There are three major options that drastically effect RAM usage:
If using the NodeIterator services in WmPublic pub.web, there is no upper limit. You can see an example of using these services in WmSamples large mapping example.
If you don’t need all the data, but just a few bits of information you can use pub.web:queryDocument to pull out pieces of the document into a record that just contains the subset you want using XQL or WQL queries. This will require an XML parse tree to be in memory, but little else.
Often you need all the elements of the incoming document and you use pub.web:documentToRecord to create an IData image of the data for mapping etc. This operation has a full XML parse tree in memory and then an IData tree that is about the same size. Assuming you then drop the Node object (i.e. the parse tree) from the pipeline as soon as documentToRecord completes, the parse tree RAM can be GCed, so there is a peak you need to account for, but the memory would not be held.
Now for a ROUGH look at the XML parse tree RAM usage that happens during option #2 and #3:

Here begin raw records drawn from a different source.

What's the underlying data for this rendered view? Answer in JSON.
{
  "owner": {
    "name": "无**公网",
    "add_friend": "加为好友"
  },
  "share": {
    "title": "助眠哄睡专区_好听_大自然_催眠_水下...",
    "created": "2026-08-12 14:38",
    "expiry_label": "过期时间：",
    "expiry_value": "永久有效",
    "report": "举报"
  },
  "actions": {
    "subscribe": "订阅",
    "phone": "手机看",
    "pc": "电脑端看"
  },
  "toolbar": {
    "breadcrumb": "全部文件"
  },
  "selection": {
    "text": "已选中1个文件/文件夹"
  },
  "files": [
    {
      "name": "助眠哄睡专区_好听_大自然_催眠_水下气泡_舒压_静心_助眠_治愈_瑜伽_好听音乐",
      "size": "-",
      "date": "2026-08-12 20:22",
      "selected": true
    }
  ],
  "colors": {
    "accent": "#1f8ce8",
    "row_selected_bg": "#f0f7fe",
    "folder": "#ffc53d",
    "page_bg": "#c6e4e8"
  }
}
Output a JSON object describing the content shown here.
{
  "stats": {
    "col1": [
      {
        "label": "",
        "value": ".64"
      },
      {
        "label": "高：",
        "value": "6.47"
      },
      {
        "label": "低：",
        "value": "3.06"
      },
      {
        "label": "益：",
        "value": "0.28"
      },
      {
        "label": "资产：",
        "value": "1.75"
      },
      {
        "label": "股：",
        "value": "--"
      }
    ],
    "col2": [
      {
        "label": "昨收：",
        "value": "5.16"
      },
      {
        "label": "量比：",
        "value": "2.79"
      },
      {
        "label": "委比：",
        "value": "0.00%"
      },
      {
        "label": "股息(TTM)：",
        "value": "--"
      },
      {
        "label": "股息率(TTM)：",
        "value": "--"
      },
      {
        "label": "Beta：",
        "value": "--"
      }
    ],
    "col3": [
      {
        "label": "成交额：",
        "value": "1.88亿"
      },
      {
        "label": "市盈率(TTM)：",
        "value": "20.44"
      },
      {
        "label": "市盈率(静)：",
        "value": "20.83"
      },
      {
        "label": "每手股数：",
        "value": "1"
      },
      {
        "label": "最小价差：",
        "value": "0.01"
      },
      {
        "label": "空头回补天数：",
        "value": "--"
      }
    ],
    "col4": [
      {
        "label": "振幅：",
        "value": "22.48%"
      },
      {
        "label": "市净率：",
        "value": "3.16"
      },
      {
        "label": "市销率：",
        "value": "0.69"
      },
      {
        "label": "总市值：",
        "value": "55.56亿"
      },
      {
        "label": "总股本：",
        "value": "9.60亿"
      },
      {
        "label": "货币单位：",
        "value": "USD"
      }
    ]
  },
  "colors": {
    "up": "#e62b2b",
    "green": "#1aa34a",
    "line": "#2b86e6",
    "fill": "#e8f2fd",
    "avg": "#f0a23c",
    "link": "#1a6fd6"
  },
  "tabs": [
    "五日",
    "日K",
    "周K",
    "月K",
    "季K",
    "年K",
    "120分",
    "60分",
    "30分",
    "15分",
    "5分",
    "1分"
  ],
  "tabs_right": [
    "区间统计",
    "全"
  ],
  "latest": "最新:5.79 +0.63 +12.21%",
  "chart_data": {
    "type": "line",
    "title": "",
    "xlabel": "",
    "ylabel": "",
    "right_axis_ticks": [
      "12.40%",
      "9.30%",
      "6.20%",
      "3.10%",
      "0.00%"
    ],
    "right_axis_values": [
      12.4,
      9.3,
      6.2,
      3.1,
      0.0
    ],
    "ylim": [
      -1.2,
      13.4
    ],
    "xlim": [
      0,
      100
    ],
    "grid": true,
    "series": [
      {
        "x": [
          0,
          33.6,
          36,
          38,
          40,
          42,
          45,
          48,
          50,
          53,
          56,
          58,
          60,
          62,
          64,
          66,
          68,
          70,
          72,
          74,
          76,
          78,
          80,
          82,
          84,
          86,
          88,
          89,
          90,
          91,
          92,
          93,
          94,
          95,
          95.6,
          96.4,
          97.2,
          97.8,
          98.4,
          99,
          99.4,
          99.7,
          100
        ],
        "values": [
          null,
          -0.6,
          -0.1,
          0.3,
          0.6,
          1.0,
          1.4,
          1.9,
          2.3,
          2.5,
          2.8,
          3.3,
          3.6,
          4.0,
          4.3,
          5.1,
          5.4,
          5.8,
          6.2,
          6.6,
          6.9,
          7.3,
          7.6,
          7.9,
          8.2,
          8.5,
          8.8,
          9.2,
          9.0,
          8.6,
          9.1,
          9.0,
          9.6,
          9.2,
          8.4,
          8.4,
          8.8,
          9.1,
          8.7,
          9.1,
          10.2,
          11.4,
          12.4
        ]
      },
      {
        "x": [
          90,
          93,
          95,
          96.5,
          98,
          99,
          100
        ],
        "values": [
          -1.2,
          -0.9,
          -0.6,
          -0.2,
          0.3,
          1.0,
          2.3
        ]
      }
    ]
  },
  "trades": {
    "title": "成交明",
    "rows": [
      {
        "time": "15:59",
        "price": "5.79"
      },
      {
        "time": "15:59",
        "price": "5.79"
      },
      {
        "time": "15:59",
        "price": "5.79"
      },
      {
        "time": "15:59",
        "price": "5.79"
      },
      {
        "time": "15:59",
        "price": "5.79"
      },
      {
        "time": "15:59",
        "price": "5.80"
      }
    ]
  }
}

An IS XML parse tree is a structure built on top of the original XML stream, meaning that the original file is in memory, so the disk size of the file is always there. There will be Node objects for each element in the XML file. A Node object contains a parent reference, a child reference list, an attribute list, name, namespace name, nsdecls list, and some other information needed to encapsulate the XML information set. I don’t know the RAM size of this object, but I’ll take a wild guess at NodeSize.
We could then do the following calculations:
NodeSize = 200 Bytes
DiskSize = 1 Meg
DataPercent = 70% (the other 30% is XML tags)
AvgTagNameSize = 10
Two tagNames per Node
Two extra characters per tagName
NumberNodes = (DiskSize * (1-DataPercent))/((AvgTagNameSize+2)*2)
RAMSize = DiskSize + (NumberNodes * NodeSize)
NumberNodes = (1MB*.7)/24 = 13107
RAMSize = 1MB + (NumberNodes*200B)
RAMSize = 1MB + 2.6MB
RAMSize = 3.6MB for a 1MB file.
I haven’t run real files through these formulas to check the assumptions, but I think these assumptions and formulas will get you in the ballpark.